By then we will have a good idea of the season’s fate. The Champions League group will be decided and no matter which way you cut it, runners-up is the very least Arsenal should achieve but not finishing top will be a disappointment. It is a winnable group, particularly if they take four points or more from Dortmund. That’s not going to be easy and in that sense, the defensive midfield specialist, the ‘beast’ demanded, would have helped.
In Arteta and Flamini, they have experienced hands at the tiller but the dynamism of youth is missing. The Frenchman scurries into battle, sword drawn from its scabbard, ready for hand-to-hand combat with his foe whilst Arteta out-thinks and out-manoeuvres his opponents. Yet there is something missing from that, the combination of the two styles and the pace of a younger athlete ready to devour the ground in the front of the back four and in tandem with midfield colleagues. Both current options are good players but with the style of player ahead of them, a more physical presence is needed.
At the end of the window, we are left the perennial question; is the squad good enough to challenge for the title, for silverware? For the latter, it can win either of the domestic cup competitions, they proved that last season. On paper, the Champions League remains as distant a dream as it has been for most of the last decade. The Premier League? The fates would need to be very kind and the stars move into the rarest of alignments for that to happen.
The top four? It’s a squad that can – and should – certainly maintain Arsenal’s status at the top of the table, particularly if Welbeck is able to score regularly. Is that the limit of Arsenal’s ambitions? It seems that way at the moment but winning the title from the starting position at the end of last season was always going to be a tall order, one where there was significant level of investment, greater than we have seen this summer. A work in progress, closer than it was but still with much to do.
Away from the main theatrics, as well as Ignasi Miquel, Ryo Miyachi departed on loan. The much-vaunted Golden Generation has been dismantled and systematically released from the club.
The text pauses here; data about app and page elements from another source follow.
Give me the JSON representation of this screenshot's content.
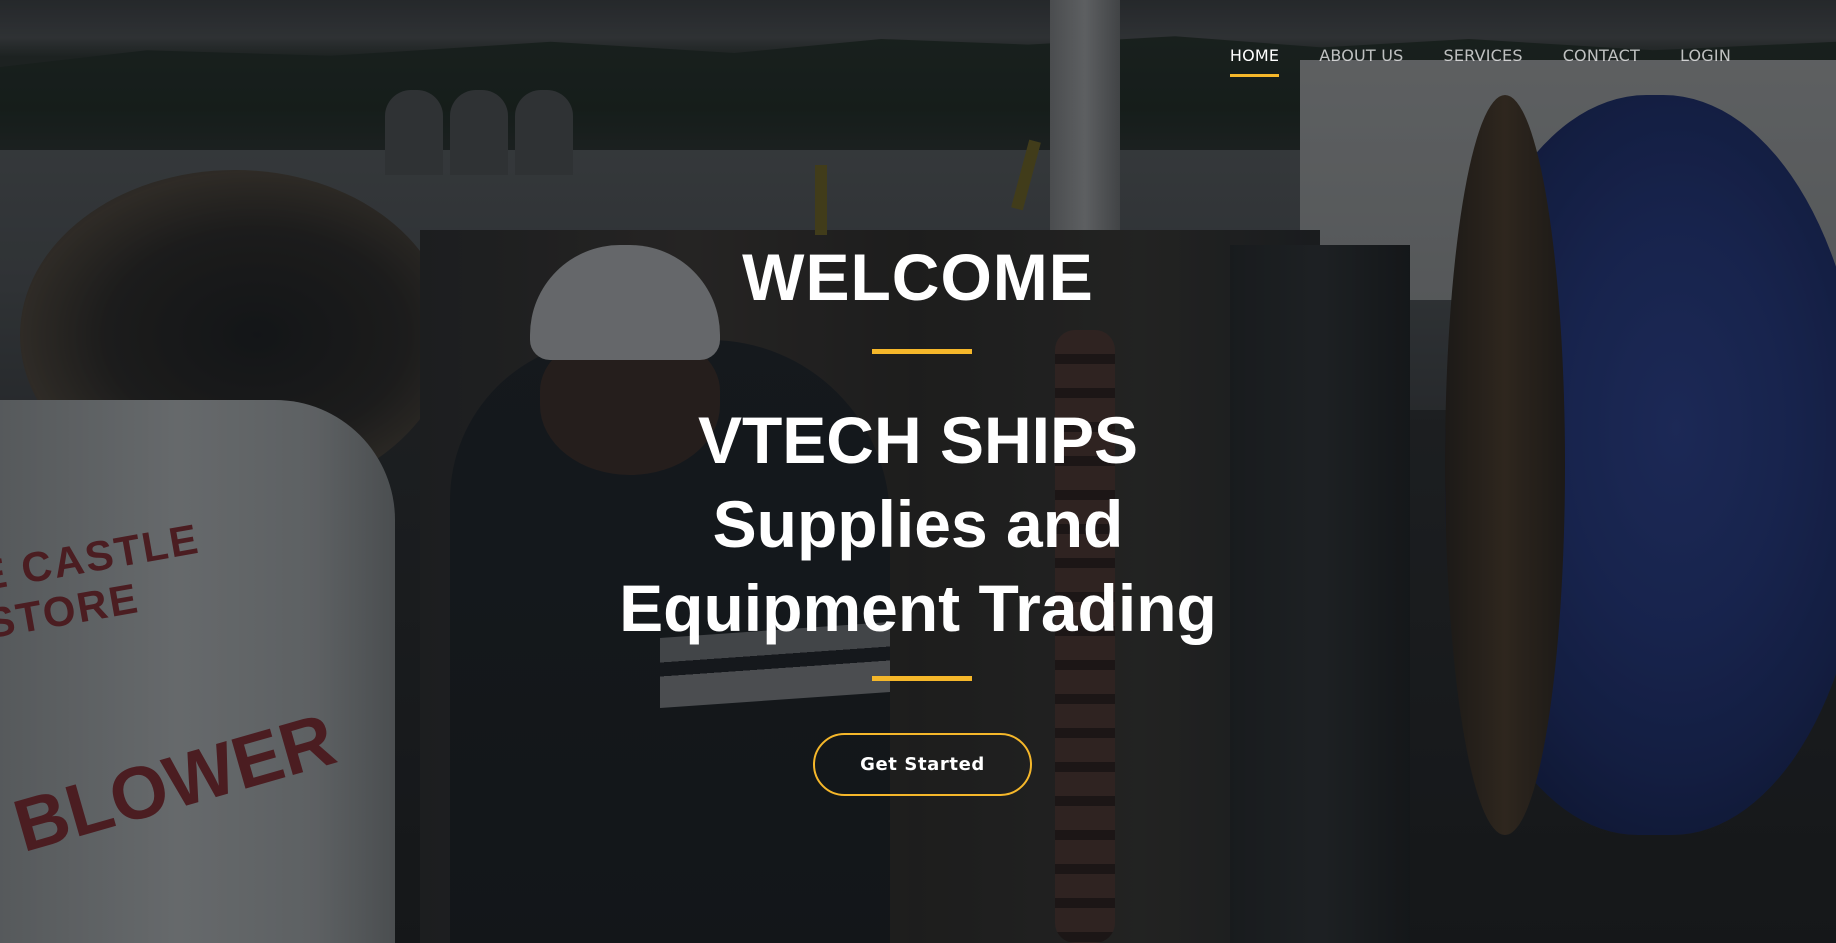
{
  "nav": {
    "items": [
      {
        "label": "HOME",
        "active": true
      },
      {
        "label": "ABOUT US",
        "active": false
      },
      {
        "label": "SERVICES",
        "active": false
      },
      {
        "label": "CONTACT",
        "active": false
      },
      {
        "label": "LOGIN",
        "active": false
      }
    ]
  },
  "hero": {
    "welcome": "WELCOME",
    "title_lines": [
      "VTECH SHIPS",
      "Supplies and",
      "Equipment Trading"
    ],
    "cta_label": "Get Started",
    "background_text": {
      "line1": "E CASTLE STORE",
      "line2": "BLOWER"
    }
  },
  "colors": {
    "accent": "#f5b72a",
    "text": "#ffffff",
    "overlay": "rgba(10,12,14,0.42)"
  }
}
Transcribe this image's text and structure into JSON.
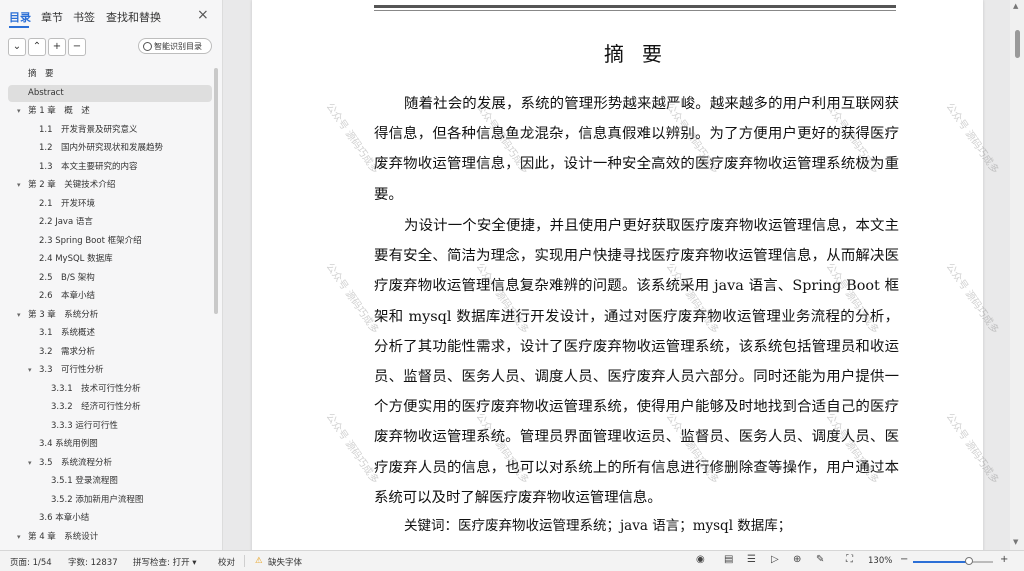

The latter signed a one-year extension before returning to the Eriedivisie, a move which was attributed to commercial needs and desires rather than footballing ability. Whatever the case, it certainly seems that the slate has been wiped for a selection of promising youth and a new beginning has arrived.
Does it make Arsenal a more attractive proposition for young players or have recent summers and the culls, damaged the club’s reputation for giving youth a chance? In that sense, the progress Hayden and Bellerin make – Chambers to a lesser extent – will be crucial. Failure on their part to claim a first team place suggests that either youth is not given the chance or the Academy’s failings were deeper-seated than first thought. Whatever the reason, the answer will be Arsenal as a less attractive prospect for talented youth. Dan Crowley into the first teams squad for cup-ties this season, anyone?